• What the exercise asks
The records below are to be retyped in full, without any alteration.

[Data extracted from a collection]
★ ★ ★ ★

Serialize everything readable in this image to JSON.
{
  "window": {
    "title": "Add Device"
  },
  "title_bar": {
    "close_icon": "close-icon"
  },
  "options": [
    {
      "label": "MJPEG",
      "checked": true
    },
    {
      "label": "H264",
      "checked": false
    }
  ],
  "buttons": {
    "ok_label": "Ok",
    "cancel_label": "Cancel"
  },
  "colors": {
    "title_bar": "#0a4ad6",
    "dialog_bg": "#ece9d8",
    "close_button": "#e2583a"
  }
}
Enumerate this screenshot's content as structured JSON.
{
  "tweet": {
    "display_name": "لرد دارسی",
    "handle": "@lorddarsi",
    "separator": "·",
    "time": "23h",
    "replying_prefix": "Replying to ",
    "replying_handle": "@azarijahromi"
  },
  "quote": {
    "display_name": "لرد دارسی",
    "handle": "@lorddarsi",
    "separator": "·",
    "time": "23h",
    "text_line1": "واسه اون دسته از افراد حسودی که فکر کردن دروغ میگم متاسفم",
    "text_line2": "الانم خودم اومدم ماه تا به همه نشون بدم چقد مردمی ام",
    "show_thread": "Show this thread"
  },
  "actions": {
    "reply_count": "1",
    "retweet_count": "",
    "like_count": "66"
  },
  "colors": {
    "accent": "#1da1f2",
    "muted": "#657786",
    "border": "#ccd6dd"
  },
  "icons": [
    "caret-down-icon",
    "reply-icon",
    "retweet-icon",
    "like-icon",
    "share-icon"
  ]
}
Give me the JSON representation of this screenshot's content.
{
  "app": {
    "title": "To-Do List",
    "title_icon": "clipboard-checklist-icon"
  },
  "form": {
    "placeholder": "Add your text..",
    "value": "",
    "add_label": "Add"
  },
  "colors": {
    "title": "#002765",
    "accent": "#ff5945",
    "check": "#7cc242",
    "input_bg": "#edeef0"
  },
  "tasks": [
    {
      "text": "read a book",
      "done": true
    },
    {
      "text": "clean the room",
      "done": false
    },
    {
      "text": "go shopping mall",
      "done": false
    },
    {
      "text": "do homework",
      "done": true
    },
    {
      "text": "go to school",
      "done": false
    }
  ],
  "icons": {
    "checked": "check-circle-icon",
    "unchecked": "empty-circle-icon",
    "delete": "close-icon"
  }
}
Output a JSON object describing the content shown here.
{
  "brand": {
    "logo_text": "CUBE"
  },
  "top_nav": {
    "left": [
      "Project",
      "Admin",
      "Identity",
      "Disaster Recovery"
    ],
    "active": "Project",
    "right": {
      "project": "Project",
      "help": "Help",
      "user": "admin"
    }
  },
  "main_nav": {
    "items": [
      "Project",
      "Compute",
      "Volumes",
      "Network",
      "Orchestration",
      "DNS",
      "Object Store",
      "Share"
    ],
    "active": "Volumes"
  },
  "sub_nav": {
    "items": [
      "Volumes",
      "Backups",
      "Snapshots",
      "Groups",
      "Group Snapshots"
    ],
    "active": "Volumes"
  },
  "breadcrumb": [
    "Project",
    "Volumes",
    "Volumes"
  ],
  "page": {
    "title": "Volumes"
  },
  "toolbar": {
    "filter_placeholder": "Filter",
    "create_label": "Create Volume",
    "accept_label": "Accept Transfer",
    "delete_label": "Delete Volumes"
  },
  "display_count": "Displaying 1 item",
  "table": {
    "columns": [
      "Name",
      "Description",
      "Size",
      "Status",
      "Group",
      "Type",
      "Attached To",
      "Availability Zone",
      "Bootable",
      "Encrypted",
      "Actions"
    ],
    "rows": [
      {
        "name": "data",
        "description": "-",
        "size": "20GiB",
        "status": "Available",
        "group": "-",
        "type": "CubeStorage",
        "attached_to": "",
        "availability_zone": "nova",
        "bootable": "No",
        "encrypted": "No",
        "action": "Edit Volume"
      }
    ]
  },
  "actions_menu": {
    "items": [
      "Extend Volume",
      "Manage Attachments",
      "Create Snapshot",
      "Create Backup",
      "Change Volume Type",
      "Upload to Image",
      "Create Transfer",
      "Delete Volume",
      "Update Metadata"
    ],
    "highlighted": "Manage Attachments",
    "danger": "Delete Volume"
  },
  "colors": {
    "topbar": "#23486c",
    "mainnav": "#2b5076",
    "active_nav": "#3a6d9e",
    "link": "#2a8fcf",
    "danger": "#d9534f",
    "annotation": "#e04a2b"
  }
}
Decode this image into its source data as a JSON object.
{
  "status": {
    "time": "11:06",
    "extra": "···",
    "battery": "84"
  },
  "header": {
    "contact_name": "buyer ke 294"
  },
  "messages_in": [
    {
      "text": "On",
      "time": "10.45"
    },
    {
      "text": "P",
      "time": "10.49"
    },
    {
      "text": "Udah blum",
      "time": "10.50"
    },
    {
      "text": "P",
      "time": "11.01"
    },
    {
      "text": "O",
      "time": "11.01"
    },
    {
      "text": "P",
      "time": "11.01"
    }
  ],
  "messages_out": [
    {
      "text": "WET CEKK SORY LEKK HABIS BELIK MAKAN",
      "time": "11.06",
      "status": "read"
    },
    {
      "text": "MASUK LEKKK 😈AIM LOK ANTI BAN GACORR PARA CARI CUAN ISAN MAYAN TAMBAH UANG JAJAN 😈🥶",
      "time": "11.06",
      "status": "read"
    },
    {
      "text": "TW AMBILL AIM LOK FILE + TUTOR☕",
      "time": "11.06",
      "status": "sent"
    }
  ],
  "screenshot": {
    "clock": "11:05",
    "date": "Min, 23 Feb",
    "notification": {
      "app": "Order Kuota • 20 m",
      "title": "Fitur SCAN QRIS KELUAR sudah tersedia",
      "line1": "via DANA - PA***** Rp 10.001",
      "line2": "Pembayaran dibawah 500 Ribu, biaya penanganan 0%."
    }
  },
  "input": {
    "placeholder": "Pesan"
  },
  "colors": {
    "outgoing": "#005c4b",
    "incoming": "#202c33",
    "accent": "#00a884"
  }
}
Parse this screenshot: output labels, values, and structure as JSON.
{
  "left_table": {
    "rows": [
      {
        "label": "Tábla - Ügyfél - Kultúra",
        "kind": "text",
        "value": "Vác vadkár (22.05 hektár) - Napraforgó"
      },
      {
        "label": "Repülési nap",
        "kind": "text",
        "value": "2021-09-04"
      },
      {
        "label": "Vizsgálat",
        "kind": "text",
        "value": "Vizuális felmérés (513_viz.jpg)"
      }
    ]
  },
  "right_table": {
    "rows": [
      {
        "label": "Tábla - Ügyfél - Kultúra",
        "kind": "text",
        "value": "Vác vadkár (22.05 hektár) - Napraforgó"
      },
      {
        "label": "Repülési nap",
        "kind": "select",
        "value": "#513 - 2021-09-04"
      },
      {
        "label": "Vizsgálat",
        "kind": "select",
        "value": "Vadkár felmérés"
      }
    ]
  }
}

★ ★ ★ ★

• Completed task
Serialize everything readable in this image to JSON.
{
  "window": {
    "title": "Add Device"
  },
  "title_bar": {
    "close_icon": "close-icon"
  },
  "options": [
    {
      "label": "MJPEG",
      "checked": true
    },
    {
      "label": "H264",
      "checked": false
    }
  ],
  "buttons": {
    "ok_label": "Ok",
    "cancel_label": "Cancel"
  },
  "colors": {
    "title_bar": "#0a4ad6",
    "dialog_bg": "#ece9d8",
    "close_button": "#e2583a"
  }
}
Enumerate this screenshot's content as structured JSON.
{
  "tweet": {
    "display_name": "لرد دارسی",
    "handle": "@lorddarsi",
    "separator": "·",
    "time": "23h",
    "replying_prefix": "Replying to ",
    "replying_handle": "@azarijahromi"
  },
  "quote": {
    "display_name": "لرد دارسی",
    "handle": "@lorddarsi",
    "separator": "·",
    "time": "23h",
    "text_line1": "واسه اون دسته از افراد حسودی که فکر کردن دروغ میگم متاسفم",
    "text_line2": "الانم خودم اومدم ماه تا به همه نشون بدم چقد مردمی ام",
    "show_thread": "Show this thread"
  },
  "actions": {
    "reply_count": "1",
    "retweet_count": "",
    "like_count": "66"
  },
  "colors": {
    "accent": "#1da1f2",
    "muted": "#657786",
    "border": "#ccd6dd"
  },
  "icons": [
    "caret-down-icon",
    "reply-icon",
    "retweet-icon",
    "like-icon",
    "share-icon"
  ]
}
Give me the JSON representation of this screenshot's content.
{
  "app": {
    "title": "To-Do List",
    "title_icon": "clipboard-checklist-icon"
  },
  "form": {
    "placeholder": "Add your text..",
    "value": "",
    "add_label": "Add"
  },
  "colors": {
    "title": "#002765",
    "accent": "#ff5945",
    "check": "#7cc242",
    "input_bg": "#edeef0"
  },
  "tasks": [
    {
      "text": "read a book",
      "done": true
    },
    {
      "text": "clean the room",
      "done": false
    },
    {
      "text": "go shopping mall",
      "done": false
    },
    {
      "text": "do homework",
      "done": true
    },
    {
      "text": "go to school",
      "done": false
    }
  ],
  "icons": {
    "checked": "check-circle-icon",
    "unchecked": "empty-circle-icon",
    "delete": "close-icon"
  }
}
Output a JSON object describing the content shown here.
{
  "brand": {
    "logo_text": "CUBE"
  },
  "top_nav": {
    "left": [
      "Project",
      "Admin",
      "Identity",
      "Disaster Recovery"
    ],
    "active": "Project",
    "right": {
      "project": "Project",
      "help": "Help",
      "user": "admin"
    }
  },
  "main_nav": {
    "items": [
      "Project",
      "Compute",
      "Volumes",
      "Network",
      "Orchestration",
      "DNS",
      "Object Store",
      "Share"
    ],
    "active": "Volumes"
  },
  "sub_nav": {
    "items": [
      "Volumes",
      "Backups",
      "Snapshots",
      "Groups",
      "Group Snapshots"
    ],
    "active": "Volumes"
  },
  "breadcrumb": [
    "Project",
    "Volumes",
    "Volumes"
  ],
  "page": {
    "title": "Volumes"
  },
  "toolbar": {
    "filter_placeholder": "Filter",
    "create_label": "Create Volume",
    "accept_label": "Accept Transfer",
    "delete_label": "Delete Volumes"
  },
  "display_count": "Displaying 1 item",
  "table": {
    "columns": [
      "Name",
      "Description",
      "Size",
      "Status",
      "Group",
      "Type",
      "Attached To",
      "Availability Zone",
      "Bootable",
      "Encrypted",
      "Actions"
    ],
    "rows": [
      {
        "name": "data",
        "description": "-",
        "size": "20GiB",
        "status": "Available",
        "group": "-",
        "type": "CubeStorage",
        "attached_to": "",
        "availability_zone": "nova",
        "bootable": "No",
        "encrypted": "No",
        "action": "Edit Volume"
      }
    ]
  },
  "actions_menu": {
    "items": [
      "Extend Volume",
      "Manage Attachments",
      "Create Snapshot",
      "Create Backup",
      "Change Volume Type",
      "Upload to Image",
      "Create Transfer",
      "Delete Volume",
      "Update Metadata"
    ],
    "highlighted": "Manage Attachments",
    "danger": "Delete Volume"
  },
  "colors": {
    "topbar": "#23486c",
    "mainnav": "#2b5076",
    "active_nav": "#3a6d9e",
    "link": "#2a8fcf",
    "danger": "#d9534f",
    "annotation": "#e04a2b"
  }
}
Decode this image into its source data as a JSON object.
{
  "status": {
    "time": "11:06",
    "extra": "···",
    "battery": "84"
  },
  "header": {
    "contact_name": "buyer ke 294"
  },
  "messages_in": [
    {
      "text": "On",
      "time": "10.45"
    },
    {
      "text": "P",
      "time": "10.49"
    },
    {
      "text": "Udah blum",
      "time": "10.50"
    },
    {
      "text": "P",
      "time": "11.01"
    },
    {
      "text": "O",
      "time": "11.01"
    },
    {
      "text": "P",
      "time": "11.01"
    }
  ],
  "messages_out": [
    {
      "text": "WET CEKK SORY LEKK HABIS BELIK MAKAN",
      "time": "11.06",
      "status": "read"
    },
    {
      "text": "MASUK LEKKK 😈AIM LOK ANTI BAN GACORR PARA CARI CUAN ISAN MAYAN TAMBAH UANG JAJAN 😈🥶",
      "time": "11.06",
      "status": "read"
    },
    {
      "text": "TW AMBILL AIM LOK FILE + TUTOR☕",
      "time": "11.06",
      "status": "sent"
    }
  ],
  "screenshot": {
    "clock": "11:05",
    "date": "Min, 23 Feb",
    "notification": {
      "app": "Order Kuota • 20 m",
      "title": "Fitur SCAN QRIS KELUAR sudah tersedia",
      "line1": "via DANA - PA***** Rp 10.001",
      "line2": "Pembayaran dibawah 500 Ribu, biaya penanganan 0%."
    }
  },
  "input": {
    "placeholder": "Pesan"
  },
  "colors": {
    "outgoing": "#005c4b",
    "incoming": "#202c33",
    "accent": "#00a884"
  }
}
Parse this screenshot: output labels, values, and structure as JSON.
{
  "left_table": {
    "rows": [
      {
        "label": "Tábla - Ügyfél - Kultúra",
        "kind": "text",
        "value": "Vác vadkár (22.05 hektár) - Napraforgó"
      },
      {
        "label": "Repülési nap",
        "kind": "text",
        "value": "2021-09-04"
      },
      {
        "label": "Vizsgálat",
        "kind": "text",
        "value": "Vizuális felmérés (513_viz.jpg)"
      }
    ]
  },
  "right_table": {
    "rows": [
      {
        "label": "Tábla - Ügyfél - Kultúra",
        "kind": "text",
        "value": "Vác vadkár (22.05 hektár) - Napraforgó"
      },
      {
        "label": "Repülési nap",
        "kind": "select",
        "value": "#513 - 2021-09-04"
      },
      {
        "label": "Vizsgálat",
        "kind": "select",
        "value": "Vadkár felmérés"
      }
    ]
  }
}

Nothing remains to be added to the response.